━━━━━ DATA SECTION
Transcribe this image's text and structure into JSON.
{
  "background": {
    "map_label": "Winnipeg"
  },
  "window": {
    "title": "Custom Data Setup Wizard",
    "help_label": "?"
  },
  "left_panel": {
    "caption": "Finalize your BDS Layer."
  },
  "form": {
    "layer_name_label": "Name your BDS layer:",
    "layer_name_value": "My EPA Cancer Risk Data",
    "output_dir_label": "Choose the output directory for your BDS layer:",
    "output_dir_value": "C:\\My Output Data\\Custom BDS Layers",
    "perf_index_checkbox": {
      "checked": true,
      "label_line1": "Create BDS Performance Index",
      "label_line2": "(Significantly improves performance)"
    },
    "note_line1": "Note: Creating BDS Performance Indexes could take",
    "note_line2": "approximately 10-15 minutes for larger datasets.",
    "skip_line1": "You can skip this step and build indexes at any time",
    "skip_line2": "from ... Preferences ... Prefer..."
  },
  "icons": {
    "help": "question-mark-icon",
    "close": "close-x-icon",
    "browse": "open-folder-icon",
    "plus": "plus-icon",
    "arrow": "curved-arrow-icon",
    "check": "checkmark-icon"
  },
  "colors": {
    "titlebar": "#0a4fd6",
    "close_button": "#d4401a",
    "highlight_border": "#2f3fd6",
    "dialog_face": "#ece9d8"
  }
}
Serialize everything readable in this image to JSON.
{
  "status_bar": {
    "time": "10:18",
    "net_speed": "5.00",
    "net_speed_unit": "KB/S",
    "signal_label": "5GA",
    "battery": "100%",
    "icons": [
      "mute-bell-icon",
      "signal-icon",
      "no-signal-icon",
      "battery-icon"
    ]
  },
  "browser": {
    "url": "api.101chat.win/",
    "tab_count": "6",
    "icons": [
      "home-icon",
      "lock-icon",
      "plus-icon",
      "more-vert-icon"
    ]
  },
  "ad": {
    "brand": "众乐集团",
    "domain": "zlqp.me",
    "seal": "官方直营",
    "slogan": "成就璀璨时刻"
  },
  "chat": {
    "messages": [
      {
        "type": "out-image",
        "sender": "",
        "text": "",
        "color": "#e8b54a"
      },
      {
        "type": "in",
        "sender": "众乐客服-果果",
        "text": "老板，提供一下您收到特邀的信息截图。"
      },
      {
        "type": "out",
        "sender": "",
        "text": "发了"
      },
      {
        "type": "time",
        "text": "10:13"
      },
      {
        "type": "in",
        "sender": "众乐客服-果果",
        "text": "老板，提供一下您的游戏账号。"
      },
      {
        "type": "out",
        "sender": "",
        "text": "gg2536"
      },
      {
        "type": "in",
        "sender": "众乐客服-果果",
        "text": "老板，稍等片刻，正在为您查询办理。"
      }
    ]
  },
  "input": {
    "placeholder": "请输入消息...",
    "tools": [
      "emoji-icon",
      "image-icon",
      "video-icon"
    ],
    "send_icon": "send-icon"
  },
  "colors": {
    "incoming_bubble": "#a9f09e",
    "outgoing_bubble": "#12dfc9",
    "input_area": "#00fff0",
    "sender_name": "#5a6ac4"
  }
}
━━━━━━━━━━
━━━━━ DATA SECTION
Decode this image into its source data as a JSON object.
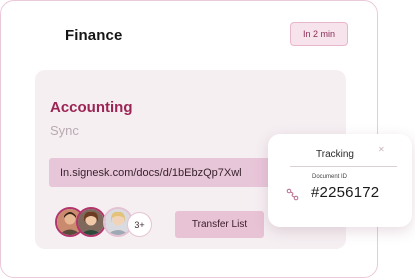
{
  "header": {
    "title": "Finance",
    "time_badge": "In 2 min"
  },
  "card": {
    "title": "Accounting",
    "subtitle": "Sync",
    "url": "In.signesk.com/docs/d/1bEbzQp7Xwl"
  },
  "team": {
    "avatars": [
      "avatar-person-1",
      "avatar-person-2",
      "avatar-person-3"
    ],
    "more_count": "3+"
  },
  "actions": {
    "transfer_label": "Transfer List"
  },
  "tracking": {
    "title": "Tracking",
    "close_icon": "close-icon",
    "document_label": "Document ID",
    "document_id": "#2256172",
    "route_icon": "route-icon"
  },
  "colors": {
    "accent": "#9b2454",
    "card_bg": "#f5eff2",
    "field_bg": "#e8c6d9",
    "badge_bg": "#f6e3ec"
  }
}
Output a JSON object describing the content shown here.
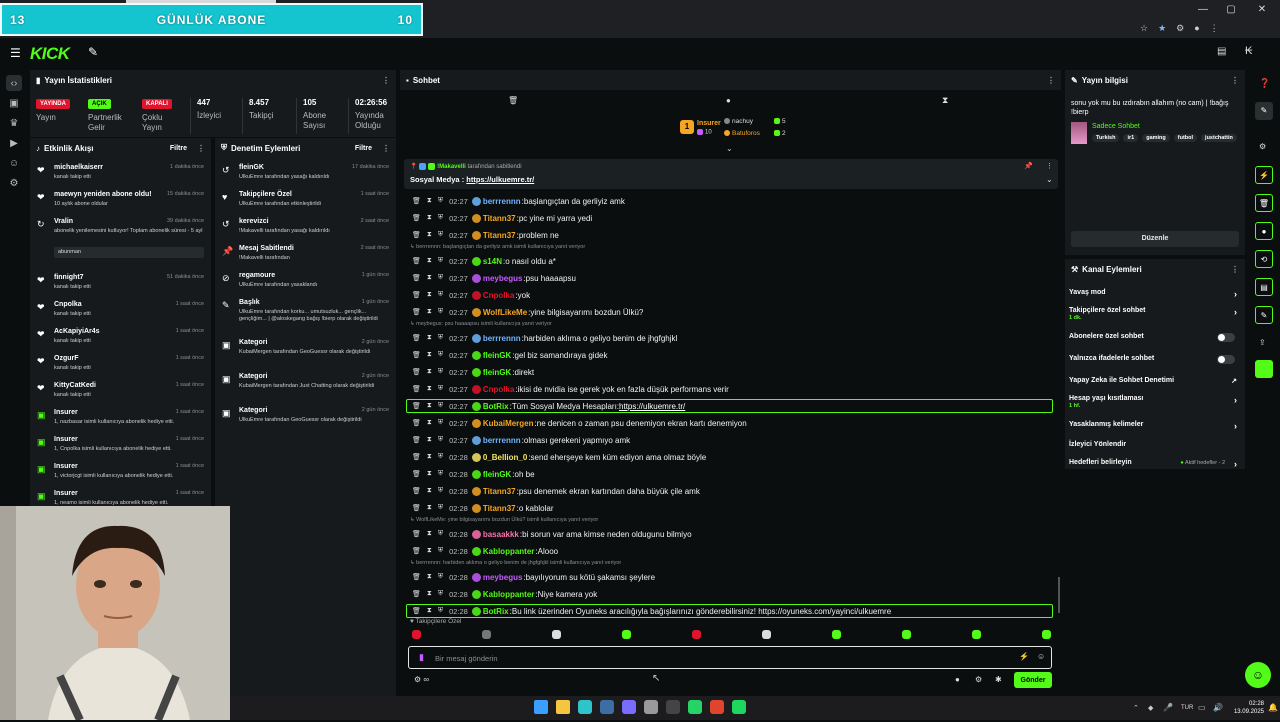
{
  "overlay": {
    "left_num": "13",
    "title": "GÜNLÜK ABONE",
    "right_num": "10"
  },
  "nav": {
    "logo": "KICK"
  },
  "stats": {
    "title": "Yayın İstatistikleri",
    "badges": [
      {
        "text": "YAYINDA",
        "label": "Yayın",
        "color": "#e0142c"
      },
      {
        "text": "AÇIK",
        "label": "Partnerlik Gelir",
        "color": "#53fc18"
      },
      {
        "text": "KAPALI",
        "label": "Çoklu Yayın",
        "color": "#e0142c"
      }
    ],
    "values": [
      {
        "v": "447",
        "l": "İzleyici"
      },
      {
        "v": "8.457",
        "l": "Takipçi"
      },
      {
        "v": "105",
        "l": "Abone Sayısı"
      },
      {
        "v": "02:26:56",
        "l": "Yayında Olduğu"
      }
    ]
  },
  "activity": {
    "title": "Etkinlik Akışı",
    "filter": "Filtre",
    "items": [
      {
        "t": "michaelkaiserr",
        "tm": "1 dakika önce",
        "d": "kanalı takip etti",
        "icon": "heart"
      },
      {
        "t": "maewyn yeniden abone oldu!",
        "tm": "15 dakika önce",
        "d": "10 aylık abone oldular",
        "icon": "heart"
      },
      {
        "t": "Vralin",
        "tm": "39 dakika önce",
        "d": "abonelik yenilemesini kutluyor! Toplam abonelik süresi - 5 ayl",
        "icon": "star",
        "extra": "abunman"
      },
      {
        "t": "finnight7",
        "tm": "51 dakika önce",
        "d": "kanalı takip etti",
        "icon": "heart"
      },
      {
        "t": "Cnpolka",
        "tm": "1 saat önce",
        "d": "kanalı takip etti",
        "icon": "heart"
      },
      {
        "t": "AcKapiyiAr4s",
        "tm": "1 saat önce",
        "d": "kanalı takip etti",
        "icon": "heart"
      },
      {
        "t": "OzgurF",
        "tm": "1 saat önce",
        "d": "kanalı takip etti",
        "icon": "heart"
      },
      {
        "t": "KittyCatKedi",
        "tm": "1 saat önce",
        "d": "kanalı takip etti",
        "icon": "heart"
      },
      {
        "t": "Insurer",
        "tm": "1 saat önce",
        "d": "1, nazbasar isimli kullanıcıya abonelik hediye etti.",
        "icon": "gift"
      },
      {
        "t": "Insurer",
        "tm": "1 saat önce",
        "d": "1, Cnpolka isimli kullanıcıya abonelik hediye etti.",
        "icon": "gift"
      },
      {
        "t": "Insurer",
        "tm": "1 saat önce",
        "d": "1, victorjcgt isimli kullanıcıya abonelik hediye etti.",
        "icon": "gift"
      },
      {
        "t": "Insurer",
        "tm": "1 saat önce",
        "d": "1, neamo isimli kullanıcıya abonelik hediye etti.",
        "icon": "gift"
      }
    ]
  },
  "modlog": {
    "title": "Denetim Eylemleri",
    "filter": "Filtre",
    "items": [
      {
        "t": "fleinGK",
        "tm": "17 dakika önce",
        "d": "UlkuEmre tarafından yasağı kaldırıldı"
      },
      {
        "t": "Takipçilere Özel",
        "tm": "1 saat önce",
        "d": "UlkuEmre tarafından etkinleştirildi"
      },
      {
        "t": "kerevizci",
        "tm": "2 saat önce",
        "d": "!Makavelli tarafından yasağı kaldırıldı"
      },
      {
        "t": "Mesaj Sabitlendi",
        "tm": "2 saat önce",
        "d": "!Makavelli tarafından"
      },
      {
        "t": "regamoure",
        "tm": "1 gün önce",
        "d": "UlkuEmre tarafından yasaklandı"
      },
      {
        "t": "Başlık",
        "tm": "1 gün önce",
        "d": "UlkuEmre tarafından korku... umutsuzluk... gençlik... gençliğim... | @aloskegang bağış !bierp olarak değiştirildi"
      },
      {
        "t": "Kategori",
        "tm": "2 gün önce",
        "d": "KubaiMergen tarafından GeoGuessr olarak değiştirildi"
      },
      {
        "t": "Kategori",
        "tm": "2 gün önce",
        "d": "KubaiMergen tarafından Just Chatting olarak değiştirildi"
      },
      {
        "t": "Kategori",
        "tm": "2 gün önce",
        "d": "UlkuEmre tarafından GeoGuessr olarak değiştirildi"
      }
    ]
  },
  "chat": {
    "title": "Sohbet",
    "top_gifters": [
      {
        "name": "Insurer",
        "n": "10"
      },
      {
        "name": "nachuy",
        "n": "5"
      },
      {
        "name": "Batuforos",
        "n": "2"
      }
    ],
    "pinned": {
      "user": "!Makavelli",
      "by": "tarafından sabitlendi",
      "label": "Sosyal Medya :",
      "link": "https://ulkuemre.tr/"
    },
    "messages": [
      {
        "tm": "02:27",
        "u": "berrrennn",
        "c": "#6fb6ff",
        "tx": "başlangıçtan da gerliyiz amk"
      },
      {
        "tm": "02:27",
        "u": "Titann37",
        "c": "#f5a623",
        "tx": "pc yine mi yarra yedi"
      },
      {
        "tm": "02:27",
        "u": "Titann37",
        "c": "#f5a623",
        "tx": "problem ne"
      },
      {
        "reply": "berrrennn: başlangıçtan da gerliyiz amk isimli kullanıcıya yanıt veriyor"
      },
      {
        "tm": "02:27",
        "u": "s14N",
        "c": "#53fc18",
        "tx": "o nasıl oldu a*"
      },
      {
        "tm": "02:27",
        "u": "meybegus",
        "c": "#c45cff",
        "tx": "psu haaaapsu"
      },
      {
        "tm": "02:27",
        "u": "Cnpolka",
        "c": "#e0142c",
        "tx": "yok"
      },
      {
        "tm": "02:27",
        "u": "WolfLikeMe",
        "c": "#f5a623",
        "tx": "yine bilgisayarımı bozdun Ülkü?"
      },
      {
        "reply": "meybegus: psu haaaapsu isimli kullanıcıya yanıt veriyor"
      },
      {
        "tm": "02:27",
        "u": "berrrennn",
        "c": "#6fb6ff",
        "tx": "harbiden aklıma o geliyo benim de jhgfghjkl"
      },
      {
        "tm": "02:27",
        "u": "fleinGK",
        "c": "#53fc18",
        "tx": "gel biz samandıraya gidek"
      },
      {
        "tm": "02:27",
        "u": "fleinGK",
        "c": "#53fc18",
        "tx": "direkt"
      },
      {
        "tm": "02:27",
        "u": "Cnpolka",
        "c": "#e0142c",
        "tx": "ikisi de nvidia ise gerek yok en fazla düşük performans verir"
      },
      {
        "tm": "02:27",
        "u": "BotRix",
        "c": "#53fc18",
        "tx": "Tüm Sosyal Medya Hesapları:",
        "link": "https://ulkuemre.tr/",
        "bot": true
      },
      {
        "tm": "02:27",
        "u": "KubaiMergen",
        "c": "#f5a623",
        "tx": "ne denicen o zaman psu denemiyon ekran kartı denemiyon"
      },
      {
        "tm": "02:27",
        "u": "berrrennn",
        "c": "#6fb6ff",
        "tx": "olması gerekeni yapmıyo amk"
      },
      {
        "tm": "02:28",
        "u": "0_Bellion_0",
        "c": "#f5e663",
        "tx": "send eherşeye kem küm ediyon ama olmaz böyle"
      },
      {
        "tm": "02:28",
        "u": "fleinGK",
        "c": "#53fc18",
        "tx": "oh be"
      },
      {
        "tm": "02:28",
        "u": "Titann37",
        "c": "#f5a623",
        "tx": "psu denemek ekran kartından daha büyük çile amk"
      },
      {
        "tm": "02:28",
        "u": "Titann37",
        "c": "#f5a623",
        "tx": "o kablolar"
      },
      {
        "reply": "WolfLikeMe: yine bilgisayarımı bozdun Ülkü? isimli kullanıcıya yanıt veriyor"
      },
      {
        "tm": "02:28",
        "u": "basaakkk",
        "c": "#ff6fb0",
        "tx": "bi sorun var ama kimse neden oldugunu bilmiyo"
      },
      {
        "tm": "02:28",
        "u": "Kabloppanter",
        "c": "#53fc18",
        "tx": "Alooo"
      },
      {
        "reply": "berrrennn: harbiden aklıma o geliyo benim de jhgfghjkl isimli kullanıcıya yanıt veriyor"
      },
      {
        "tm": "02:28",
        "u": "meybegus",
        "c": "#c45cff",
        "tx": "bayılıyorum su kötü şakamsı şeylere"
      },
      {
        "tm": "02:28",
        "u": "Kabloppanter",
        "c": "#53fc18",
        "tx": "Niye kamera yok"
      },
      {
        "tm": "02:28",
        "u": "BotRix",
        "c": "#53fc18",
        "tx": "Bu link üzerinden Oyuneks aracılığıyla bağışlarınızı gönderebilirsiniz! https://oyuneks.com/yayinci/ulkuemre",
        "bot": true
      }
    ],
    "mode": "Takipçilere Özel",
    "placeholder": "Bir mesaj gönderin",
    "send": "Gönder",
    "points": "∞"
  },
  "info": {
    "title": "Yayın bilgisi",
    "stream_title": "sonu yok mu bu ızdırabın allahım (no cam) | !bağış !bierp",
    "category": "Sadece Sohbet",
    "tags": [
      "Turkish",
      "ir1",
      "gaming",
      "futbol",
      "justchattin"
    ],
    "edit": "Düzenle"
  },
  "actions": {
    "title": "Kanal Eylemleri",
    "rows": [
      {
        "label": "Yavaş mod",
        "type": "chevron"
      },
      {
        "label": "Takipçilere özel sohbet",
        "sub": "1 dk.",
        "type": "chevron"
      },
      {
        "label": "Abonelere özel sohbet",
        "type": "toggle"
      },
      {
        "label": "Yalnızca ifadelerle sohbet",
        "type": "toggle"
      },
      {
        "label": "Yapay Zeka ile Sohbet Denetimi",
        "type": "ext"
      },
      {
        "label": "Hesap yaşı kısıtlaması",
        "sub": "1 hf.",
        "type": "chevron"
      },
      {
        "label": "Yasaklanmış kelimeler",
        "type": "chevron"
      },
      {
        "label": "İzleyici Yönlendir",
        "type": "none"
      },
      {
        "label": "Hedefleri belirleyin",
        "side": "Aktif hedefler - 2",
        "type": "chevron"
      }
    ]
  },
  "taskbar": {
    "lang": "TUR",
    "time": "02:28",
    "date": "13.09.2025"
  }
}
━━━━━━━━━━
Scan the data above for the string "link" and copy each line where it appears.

▸ **PROBLEM SOLUTION**
      "link": "https://ulkuemre.tr/"
        "link": "https://ulkuemre.tr/",
        "tx": "Bu link üzerinden Oyuneks aracılığıyla bağışlarınızı gönderebilirsiniz! https://oyuneks.com/yayinci/ulkuemre",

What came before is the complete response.